Actually, there are plenty of good reasons for Native Hawaiians to oppose the Akaka Bill, from believing that it’s not good for Hawaii to mistrusting how it handles the creation of the new Hawaiian government.  But the reasons don’t have to be specific to the bill itself.  There is also a principled approach that questions how it affects the Hawaiian spirit of ohana.  Consider this explanation given to Grassroot Institute President Richard Rowland by a Native Hawaiian who is concerned that the Akaka Bill forces Native Hawaiians to turn their backs on spouses, in-laws, and friends:

In addition, they would also be turning their backs on many others with whom they might have long and close ties that bind such as:  hanai children or parents, aunties and uncle, classmates, teachers, students, coaches, business partners, co-workers, faithful employees, squadron mates,  church parishioners, canoe club members, swim club members, fellow professionals and on and on.
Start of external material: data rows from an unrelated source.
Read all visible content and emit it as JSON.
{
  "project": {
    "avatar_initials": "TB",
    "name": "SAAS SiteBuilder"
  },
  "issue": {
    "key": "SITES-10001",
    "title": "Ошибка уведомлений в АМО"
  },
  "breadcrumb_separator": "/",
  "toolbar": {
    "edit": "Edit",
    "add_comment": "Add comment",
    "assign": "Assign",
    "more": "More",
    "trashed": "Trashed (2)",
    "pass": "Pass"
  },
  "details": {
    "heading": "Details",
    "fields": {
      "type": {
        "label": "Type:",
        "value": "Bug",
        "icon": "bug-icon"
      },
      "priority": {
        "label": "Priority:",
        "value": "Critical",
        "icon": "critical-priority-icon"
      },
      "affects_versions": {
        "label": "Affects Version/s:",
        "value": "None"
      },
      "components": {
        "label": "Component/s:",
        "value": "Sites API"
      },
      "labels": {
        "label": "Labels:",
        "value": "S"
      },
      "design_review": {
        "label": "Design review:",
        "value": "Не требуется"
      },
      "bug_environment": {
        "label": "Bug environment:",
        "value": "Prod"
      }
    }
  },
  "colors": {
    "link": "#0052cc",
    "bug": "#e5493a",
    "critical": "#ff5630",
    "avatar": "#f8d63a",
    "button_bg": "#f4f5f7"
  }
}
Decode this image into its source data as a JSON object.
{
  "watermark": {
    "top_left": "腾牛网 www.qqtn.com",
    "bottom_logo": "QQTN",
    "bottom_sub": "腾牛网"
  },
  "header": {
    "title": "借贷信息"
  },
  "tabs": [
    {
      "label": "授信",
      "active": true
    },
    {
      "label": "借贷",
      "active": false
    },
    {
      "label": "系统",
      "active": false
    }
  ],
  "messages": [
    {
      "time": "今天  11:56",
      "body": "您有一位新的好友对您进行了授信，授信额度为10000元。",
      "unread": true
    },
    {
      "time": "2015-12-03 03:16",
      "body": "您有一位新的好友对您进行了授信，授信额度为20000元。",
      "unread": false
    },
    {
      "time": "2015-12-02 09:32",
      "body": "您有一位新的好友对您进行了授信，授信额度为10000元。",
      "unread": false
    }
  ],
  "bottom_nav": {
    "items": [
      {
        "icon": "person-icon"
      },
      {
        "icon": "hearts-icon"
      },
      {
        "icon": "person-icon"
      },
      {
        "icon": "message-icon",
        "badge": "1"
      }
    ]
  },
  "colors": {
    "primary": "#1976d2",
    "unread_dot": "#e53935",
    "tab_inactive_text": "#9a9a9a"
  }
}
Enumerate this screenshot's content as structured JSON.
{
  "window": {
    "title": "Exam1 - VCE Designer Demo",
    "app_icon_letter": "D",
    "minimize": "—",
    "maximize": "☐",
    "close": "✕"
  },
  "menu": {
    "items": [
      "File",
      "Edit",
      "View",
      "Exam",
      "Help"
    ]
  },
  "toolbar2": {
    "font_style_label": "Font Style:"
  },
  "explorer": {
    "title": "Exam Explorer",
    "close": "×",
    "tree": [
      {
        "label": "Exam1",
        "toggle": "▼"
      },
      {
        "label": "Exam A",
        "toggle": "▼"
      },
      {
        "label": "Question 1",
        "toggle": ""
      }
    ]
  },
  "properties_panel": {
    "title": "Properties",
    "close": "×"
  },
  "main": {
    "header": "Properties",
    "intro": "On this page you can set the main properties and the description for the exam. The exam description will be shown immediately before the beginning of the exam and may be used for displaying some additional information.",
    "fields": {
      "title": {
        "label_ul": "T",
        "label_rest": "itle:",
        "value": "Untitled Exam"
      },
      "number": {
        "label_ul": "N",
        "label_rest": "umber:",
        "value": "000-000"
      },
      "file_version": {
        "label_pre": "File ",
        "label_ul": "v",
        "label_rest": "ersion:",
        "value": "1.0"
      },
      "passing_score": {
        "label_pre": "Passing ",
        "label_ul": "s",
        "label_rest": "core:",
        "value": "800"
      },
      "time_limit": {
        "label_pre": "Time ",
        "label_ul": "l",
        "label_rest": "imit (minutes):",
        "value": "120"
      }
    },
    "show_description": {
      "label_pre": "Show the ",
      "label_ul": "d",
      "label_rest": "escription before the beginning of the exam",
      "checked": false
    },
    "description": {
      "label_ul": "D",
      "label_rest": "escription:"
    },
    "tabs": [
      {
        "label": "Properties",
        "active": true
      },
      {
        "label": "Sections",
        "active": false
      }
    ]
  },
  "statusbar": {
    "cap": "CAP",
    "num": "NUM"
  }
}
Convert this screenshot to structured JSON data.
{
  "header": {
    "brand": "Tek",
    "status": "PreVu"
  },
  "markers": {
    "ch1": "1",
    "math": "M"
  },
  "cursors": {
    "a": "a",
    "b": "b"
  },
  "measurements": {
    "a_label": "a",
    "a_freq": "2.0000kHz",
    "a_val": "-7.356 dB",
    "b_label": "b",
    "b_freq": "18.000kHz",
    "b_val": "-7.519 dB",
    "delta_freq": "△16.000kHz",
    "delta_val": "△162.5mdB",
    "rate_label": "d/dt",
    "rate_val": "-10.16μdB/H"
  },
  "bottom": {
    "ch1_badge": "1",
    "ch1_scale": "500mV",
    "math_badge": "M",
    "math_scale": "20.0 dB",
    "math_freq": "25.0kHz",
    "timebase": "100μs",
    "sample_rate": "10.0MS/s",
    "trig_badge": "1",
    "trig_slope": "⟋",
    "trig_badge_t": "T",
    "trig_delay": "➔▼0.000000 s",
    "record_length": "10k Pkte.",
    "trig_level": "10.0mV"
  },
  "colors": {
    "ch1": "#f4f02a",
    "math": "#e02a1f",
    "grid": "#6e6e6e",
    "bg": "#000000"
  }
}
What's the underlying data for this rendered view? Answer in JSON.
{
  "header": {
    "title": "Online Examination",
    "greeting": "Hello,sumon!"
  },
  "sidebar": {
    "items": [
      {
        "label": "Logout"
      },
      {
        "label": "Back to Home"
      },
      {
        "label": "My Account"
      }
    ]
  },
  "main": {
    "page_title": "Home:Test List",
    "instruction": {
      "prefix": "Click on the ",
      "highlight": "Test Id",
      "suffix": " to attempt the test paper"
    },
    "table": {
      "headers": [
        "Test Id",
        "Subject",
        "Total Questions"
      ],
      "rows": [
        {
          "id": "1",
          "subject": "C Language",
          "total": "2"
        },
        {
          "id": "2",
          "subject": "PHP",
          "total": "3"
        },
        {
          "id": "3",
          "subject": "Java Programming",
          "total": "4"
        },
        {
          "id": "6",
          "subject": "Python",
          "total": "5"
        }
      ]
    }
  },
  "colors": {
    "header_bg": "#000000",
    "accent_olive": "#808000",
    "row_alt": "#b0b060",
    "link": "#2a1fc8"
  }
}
The Akaka bill allows only those with at least one ancestor indigenous to the Hawaiian islands to participate in the process of creating the new government; but it leaves it up to the new Native Hawaiian governing entity to decide the criteria for its own citizenship.  Since the Akaka bill is intended to protect the existing race-based entitlements, it is a given that the new government will not have an Equal Protection clause.  That means the new government will be free to discriminate on the basis of race, even against some of its own citizens.

Hard to see why any Hawaiian would want to join.